● What needs to be done: What is needed is a word-for-word copy of every record below, minus the pictures.

● Provided records:
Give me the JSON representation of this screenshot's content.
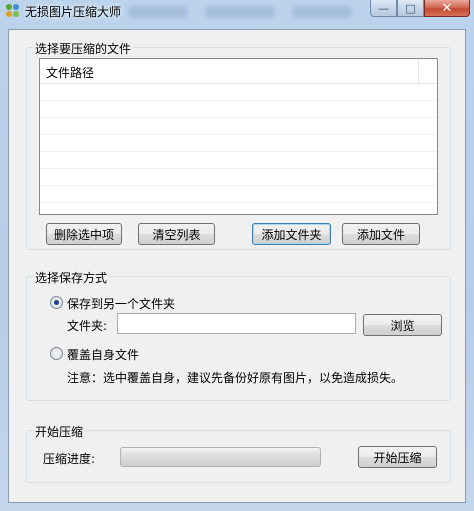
{
  "window": {
    "title": "无损图片压缩大师",
    "controls": {
      "minimize": "—",
      "maximize": "□",
      "close": "✕"
    }
  },
  "files_group": {
    "label": "选择要压缩的文件",
    "list": {
      "columns": [
        "文件路径"
      ],
      "rows": []
    },
    "buttons": {
      "delete_selected": "删除选中项",
      "clear_list": "清空列表",
      "add_folder": "添加文件夹",
      "add_file": "添加文件"
    }
  },
  "save_group": {
    "label": "选择保存方式",
    "option_folder": {
      "label": "保存到另一个文件夹",
      "checked": true
    },
    "folder_label": "文件夹:",
    "folder_value": "",
    "browse_button": "浏览",
    "option_overwrite": {
      "label": "覆盖自身文件",
      "checked": false
    },
    "note": "注意：选中覆盖自身，建议先备份好原有图片，以免造成损失。"
  },
  "start_group": {
    "label": "开始压缩",
    "progress_label": "压缩进度:",
    "progress_value": 0,
    "start_button": "开始压缩"
  },
  "colors": {
    "window_frame": "#bcd3ec",
    "client_bg": "#f0f0f0",
    "close_button": "#c24a33",
    "radio_dot": "#1e3f8a"
  }
}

● Solution:
Give me the JSON representation of this screenshot's content.
{
  "window": {
    "title": "无损图片压缩大师",
    "controls": {
      "minimize": "—",
      "maximize": "□",
      "close": "✕"
    }
  },
  "files_group": {
    "label": "选择要压缩的文件",
    "list": {
      "columns": [
        "文件路径"
      ],
      "rows": []
    },
    "buttons": {
      "delete_selected": "删除选中项",
      "clear_list": "清空列表",
      "add_folder": "添加文件夹",
      "add_file": "添加文件"
    }
  },
  "save_group": {
    "label": "选择保存方式",
    "option_folder": {
      "label": "保存到另一个文件夹",
      "checked": true
    },
    "folder_label": "文件夹:",
    "folder_value": "",
    "browse_button": "浏览",
    "option_overwrite": {
      "label": "覆盖自身文件",
      "checked": false
    },
    "note": "注意：选中覆盖自身，建议先备份好原有图片，以免造成损失。"
  },
  "start_group": {
    "label": "开始压缩",
    "progress_label": "压缩进度:",
    "progress_value": 0,
    "start_button": "开始压缩"
  },
  "colors": {
    "window_frame": "#bcd3ec",
    "client_bg": "#f0f0f0",
    "close_button": "#c24a33",
    "radio_dot": "#1e3f8a"
  }
}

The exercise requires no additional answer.